You can win too! Drop by Wildflower Gifts through Sunday, December 23rd to registar for our next drawing. You may register one time each day! Our store hours are 9:30am-6:00pm, 7 days a week.

Don’t forget about our December Events!

Sip & Shop – Winter Tastings
Every Friday & Saturday from 11am-3pm

Kids’ Only Christmas Shopping
Saturday, December 8 from 11am-3pm

12 Days of Christmas Email Event
Sign up on our email list to discover deeply discounted holiday gift items! Starting December 12th. And be sure check out our Fa La La! Pinterest Board to killer secret deals.

Thanks Twin Lakes!

“We want to give a big, whole hearted thank you to the Twin Lakes Conservation Survey Task Force.
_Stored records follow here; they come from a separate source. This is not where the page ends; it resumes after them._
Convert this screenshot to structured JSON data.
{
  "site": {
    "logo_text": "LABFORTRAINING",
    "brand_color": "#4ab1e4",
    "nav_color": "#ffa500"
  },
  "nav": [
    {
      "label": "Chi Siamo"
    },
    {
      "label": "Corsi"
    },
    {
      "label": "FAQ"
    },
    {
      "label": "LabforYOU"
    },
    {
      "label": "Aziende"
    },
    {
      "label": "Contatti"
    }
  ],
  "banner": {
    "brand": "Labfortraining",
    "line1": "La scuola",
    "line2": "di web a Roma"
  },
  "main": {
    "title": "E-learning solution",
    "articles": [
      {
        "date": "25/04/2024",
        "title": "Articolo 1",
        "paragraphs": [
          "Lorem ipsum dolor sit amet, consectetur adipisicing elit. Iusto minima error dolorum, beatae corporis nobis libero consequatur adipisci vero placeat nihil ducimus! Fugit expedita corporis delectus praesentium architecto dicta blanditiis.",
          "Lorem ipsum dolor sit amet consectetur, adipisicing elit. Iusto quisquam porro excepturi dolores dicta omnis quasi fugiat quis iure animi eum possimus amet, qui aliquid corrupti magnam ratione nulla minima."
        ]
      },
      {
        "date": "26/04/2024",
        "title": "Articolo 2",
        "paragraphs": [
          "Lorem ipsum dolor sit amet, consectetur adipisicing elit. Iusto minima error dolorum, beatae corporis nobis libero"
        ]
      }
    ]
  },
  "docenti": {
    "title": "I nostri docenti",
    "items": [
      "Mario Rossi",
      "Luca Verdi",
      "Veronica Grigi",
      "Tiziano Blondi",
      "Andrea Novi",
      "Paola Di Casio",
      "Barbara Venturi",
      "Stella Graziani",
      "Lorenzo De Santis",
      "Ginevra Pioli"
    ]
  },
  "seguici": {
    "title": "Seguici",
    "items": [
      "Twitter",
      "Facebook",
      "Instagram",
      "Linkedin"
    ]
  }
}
Their volunteer service for the park last weekend helped to remove approximately 500 – 700 lbs of trash from the cave. Trash and debris are carried in by flooding and can remain in the cave system- until pulled out by volunteers.

Clean-ups such as this demonstrate the continued efforts, began 21 years ago, to protect and preserve Lost River Cave.  Give us a call to learn about ways you can join in our preservation efforts.”

Special thanks Jon Durall, Matt McClintock, Stacey Brewer, Steve Gentry, Preston & Sherrie Forsythe, Jack Ferguson and Paul Fleischmann.

Group from United Nations, China visits WKU as part of joint research project

A team representing the United Nations Educational, Scientific, and Cultural Organization (UNESCO) and the Chinese government visited WKU this week for fieldwork and to discuss cooperative research under way to study atmospheric carbon dynamics.

Chris Groves explains details of groundwater monitoring equipment to Chinese scientists within WKU-owned Crumps Cave.

The group, which included scientists from UNESCO’s International Geoscience Program and the Chinese Geological Survey, visited sites at the WKU-owned Crumps Cave Educational Preserve and Lost River Cave. Research is under way there, with sister sites in China, to measure rates at which atmospheric CO2 is consumed by the dissolving of limestone in the world’s karst regions, which are areas like in south central Kentucky where caves, sinkholes and underground rivers are common. Rapidly changing atmospheric concentrations have been linked to increased rates of climate change, and so much work is underway to understand ways in which CO2 is being added to, or subtracted from, the atmosphere… Read more on the WKU News Blog!